» **DIRECTIONS FOR THIS TASK**
Using the lines below, work out the count of those that hold "County". Give the number only.

══ THE DATA

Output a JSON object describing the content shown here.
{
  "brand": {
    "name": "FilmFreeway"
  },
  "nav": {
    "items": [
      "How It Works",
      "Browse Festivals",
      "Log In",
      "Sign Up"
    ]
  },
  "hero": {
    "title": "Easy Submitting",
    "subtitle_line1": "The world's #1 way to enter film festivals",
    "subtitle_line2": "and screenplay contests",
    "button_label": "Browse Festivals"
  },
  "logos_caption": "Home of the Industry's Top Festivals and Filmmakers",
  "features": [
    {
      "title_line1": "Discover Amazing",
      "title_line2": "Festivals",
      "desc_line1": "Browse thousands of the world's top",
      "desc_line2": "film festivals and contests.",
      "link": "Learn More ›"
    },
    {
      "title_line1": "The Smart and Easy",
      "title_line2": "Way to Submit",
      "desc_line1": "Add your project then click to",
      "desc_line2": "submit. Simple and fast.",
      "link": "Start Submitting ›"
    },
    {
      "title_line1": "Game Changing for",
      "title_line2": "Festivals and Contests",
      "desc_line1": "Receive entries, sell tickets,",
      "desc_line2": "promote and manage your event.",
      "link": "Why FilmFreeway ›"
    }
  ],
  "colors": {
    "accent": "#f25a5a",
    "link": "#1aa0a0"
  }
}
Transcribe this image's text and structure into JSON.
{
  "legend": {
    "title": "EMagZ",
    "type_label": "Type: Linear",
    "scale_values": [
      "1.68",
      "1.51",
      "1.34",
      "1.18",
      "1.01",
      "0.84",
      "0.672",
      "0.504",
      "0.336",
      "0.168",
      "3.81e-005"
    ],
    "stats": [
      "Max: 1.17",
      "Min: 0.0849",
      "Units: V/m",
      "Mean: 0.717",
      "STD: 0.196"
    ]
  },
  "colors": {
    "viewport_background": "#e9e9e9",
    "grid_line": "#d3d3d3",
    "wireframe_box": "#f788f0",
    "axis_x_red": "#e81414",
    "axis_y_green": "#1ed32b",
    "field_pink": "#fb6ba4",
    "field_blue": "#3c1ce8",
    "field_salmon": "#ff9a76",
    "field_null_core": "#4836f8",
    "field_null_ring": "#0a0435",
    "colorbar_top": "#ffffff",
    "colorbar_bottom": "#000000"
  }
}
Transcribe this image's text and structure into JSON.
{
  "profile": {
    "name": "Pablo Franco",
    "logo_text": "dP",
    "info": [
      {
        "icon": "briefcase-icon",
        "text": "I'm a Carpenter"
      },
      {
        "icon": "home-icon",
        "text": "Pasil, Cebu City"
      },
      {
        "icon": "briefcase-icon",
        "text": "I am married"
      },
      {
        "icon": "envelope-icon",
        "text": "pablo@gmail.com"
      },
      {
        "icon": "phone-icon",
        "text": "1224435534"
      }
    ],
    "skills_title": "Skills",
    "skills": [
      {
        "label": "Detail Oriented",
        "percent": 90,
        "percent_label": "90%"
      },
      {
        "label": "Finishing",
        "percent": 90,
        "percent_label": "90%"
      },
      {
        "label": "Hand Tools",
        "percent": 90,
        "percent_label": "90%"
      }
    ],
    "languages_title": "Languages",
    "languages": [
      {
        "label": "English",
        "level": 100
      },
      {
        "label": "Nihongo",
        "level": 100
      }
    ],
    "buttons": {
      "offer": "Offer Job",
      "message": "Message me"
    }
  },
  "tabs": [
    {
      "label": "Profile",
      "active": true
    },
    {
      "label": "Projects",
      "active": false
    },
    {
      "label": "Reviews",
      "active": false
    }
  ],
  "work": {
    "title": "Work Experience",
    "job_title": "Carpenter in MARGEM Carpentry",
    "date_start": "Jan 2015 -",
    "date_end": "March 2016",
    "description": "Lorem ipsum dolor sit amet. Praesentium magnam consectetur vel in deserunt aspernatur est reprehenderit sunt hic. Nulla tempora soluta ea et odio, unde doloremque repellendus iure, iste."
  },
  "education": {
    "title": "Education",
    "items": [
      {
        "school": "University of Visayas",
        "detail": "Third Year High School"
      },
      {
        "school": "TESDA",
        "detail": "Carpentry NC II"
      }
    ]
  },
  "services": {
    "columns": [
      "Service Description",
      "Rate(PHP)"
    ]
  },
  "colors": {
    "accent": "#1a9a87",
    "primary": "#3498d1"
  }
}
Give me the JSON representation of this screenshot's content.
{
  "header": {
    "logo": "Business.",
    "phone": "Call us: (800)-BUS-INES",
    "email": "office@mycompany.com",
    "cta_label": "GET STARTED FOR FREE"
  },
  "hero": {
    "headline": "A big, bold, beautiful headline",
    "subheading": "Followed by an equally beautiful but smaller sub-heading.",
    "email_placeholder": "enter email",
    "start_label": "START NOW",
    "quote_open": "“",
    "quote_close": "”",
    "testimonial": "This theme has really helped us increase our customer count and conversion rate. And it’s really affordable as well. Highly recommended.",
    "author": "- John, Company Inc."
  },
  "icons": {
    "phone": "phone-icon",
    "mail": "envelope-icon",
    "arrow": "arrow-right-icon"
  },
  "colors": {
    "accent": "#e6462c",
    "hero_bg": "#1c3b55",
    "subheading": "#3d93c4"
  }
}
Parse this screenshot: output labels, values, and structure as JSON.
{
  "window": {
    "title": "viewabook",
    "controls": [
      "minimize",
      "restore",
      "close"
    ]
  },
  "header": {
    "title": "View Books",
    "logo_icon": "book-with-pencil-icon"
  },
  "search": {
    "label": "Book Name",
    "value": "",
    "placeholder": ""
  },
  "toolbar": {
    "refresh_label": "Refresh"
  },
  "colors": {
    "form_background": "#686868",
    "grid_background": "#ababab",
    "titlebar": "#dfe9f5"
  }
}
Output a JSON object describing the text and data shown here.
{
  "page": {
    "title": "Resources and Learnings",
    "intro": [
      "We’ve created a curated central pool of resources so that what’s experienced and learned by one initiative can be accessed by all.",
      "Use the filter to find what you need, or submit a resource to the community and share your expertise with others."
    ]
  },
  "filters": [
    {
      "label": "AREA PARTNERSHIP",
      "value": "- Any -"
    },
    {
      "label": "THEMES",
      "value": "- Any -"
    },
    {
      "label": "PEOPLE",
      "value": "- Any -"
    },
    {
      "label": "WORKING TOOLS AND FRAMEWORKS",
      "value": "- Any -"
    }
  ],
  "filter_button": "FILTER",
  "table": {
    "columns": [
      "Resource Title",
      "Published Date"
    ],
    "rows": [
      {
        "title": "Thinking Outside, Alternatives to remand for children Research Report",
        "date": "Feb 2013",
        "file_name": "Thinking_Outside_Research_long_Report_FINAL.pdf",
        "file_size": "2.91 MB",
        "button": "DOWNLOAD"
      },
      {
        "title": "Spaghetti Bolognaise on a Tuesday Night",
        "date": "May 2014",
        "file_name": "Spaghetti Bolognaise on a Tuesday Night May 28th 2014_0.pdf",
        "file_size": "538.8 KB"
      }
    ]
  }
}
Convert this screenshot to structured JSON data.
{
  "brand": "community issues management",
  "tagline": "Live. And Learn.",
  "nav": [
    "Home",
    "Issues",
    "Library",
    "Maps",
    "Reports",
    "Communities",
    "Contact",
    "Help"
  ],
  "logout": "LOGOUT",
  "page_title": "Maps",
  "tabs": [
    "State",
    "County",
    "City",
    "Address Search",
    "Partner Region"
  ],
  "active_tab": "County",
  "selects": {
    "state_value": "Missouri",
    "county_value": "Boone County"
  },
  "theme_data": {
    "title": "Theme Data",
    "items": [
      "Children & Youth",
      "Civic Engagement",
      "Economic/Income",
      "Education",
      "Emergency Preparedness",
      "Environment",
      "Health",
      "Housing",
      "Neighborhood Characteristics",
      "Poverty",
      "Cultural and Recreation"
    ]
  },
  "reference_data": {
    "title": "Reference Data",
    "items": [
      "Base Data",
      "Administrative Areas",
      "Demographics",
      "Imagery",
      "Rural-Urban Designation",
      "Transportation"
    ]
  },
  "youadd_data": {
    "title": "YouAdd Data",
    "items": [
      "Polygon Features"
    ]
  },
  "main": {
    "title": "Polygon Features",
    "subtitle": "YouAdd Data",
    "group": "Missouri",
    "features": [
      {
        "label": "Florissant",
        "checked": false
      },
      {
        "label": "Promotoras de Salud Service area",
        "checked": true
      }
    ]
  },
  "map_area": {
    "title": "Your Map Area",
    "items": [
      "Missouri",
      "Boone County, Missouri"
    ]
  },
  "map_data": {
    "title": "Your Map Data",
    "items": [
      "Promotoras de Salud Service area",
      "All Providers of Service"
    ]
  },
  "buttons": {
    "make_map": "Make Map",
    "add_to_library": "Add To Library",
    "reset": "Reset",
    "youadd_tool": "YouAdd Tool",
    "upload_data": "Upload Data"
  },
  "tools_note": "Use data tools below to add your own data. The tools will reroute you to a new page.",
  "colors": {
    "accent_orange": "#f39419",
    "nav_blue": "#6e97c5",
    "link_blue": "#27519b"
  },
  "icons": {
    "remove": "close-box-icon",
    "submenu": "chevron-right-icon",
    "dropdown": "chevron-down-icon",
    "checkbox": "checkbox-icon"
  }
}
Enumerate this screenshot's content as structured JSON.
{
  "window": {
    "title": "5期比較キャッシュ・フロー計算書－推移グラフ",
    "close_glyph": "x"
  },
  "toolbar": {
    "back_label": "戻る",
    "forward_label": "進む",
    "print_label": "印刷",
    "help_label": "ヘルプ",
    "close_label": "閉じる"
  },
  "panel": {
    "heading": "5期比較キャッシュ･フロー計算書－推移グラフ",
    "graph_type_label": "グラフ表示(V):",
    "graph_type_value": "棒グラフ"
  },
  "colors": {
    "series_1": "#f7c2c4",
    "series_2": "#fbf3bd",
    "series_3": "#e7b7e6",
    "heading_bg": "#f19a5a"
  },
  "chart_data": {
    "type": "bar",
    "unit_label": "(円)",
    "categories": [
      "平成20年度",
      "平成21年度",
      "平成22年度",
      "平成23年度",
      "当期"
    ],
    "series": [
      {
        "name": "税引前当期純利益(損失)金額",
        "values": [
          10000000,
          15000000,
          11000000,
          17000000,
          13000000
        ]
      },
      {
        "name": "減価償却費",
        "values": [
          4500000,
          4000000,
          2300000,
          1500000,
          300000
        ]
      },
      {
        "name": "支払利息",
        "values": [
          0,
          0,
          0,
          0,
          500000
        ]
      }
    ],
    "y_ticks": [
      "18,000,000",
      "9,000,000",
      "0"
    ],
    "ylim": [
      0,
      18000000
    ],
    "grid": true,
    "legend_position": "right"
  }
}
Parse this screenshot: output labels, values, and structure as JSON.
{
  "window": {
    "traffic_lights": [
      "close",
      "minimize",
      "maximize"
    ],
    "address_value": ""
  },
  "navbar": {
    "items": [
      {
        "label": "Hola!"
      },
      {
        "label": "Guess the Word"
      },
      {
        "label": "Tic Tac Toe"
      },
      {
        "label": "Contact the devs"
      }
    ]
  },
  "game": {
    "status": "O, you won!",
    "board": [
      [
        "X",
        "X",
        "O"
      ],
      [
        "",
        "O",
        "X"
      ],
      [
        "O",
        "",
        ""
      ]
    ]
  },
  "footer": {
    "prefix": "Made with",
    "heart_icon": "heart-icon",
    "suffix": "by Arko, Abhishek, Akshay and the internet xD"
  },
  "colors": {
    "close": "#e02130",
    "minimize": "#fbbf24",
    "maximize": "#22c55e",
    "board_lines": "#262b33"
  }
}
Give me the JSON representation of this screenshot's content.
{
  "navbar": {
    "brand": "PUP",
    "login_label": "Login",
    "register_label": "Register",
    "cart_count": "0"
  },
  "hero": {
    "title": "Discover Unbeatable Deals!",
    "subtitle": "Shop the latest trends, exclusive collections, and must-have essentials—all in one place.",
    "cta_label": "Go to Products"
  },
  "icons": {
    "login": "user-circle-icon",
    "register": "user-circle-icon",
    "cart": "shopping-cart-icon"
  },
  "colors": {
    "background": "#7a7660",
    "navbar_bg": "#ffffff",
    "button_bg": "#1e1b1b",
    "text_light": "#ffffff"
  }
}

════

» **ANSWER BOX**
4